(Website and app data records)
Start of Block
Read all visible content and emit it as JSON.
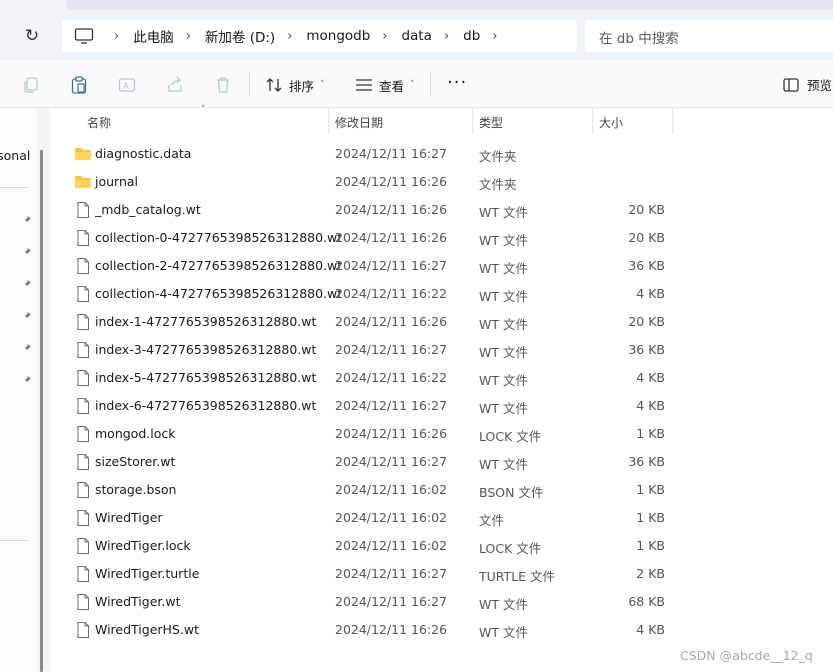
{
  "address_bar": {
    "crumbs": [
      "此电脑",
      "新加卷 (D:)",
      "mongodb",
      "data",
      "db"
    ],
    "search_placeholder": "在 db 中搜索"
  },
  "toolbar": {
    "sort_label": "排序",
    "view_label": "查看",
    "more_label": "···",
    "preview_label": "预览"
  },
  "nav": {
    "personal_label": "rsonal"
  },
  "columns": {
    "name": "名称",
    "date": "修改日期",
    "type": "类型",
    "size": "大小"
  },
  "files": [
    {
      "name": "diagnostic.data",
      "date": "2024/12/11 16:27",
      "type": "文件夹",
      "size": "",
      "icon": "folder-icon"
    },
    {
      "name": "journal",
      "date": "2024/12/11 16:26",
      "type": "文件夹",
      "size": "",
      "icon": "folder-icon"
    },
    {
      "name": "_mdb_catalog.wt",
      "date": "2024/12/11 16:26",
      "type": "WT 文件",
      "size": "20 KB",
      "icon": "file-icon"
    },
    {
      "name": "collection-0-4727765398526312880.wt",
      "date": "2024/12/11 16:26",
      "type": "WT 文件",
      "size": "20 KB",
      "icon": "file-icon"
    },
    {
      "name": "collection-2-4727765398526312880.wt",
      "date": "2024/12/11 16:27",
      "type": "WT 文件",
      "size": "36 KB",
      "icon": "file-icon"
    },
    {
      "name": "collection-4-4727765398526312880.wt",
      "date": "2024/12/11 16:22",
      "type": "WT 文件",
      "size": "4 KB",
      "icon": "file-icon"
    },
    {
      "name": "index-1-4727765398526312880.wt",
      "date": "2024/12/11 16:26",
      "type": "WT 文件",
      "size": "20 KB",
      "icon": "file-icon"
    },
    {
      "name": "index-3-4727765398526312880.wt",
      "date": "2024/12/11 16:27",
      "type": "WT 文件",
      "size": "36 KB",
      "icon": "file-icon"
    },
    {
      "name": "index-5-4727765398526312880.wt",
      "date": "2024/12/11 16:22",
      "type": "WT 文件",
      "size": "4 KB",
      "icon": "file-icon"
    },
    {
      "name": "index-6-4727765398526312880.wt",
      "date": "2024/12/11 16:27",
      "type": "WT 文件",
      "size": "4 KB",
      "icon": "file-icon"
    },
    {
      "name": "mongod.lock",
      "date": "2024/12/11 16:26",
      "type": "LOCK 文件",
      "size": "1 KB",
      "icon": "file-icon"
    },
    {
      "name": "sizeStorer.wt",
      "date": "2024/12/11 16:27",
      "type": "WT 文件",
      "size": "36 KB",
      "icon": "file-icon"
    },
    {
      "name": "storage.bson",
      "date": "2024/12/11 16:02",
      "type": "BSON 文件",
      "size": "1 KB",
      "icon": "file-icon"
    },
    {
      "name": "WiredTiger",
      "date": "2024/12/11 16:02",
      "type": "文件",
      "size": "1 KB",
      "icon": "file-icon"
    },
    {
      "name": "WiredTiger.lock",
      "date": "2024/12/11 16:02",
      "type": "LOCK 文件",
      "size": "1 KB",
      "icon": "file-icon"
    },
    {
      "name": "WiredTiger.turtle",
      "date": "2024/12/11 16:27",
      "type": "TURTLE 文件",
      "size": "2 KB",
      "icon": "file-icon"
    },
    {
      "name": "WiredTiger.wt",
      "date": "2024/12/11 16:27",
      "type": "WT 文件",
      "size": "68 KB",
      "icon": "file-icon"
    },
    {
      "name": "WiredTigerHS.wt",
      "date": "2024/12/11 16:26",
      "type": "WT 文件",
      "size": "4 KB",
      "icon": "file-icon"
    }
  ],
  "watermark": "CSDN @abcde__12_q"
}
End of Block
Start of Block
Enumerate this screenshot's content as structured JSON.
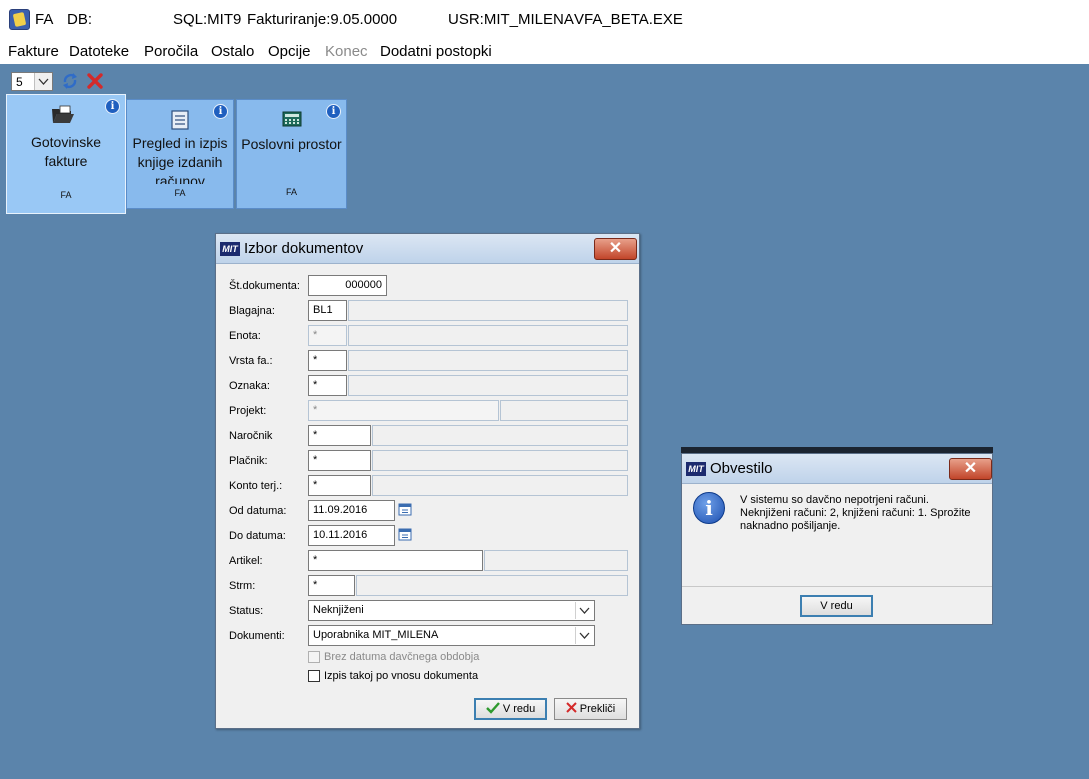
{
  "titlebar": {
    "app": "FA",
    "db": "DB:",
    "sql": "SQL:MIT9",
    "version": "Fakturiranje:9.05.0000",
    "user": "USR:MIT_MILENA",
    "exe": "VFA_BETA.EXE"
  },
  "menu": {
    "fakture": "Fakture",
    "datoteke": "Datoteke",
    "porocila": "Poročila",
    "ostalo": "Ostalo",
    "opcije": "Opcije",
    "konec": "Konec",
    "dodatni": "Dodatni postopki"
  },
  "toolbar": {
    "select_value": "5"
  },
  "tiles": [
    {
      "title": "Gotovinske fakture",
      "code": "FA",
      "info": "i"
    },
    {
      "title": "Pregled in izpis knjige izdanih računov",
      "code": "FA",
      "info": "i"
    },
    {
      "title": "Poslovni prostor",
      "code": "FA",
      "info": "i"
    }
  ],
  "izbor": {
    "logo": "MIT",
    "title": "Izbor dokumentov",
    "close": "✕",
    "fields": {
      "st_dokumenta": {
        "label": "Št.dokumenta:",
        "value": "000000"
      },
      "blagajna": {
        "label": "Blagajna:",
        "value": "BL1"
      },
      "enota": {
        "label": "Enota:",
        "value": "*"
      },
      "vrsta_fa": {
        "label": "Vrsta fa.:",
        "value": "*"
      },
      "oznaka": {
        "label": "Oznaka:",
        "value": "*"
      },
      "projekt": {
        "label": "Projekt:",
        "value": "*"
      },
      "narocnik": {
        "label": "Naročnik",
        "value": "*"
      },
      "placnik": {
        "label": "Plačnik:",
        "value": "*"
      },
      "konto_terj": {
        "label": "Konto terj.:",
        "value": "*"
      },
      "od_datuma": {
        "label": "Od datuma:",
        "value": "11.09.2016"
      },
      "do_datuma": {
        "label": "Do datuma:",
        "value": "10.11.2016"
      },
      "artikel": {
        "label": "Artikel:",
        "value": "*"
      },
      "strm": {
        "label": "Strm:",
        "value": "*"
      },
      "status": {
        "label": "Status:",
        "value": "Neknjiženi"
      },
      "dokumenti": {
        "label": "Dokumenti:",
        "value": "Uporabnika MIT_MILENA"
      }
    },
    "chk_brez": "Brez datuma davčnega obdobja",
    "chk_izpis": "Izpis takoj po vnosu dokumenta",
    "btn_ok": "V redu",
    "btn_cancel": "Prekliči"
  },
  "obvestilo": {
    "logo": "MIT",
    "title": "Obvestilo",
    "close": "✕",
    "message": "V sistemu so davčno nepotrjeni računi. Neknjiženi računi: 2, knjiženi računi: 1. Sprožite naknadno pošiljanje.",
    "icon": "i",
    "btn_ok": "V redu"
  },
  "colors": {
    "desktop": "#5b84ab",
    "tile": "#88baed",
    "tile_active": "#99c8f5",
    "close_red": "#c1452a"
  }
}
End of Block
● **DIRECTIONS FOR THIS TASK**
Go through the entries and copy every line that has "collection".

● **EXERCISE RESULT**
      "name": "collection-0-4727765398526312880.wt",
      "name": "collection-2-4727765398526312880.wt",
      "name": "collection-4-4727765398526312880.wt",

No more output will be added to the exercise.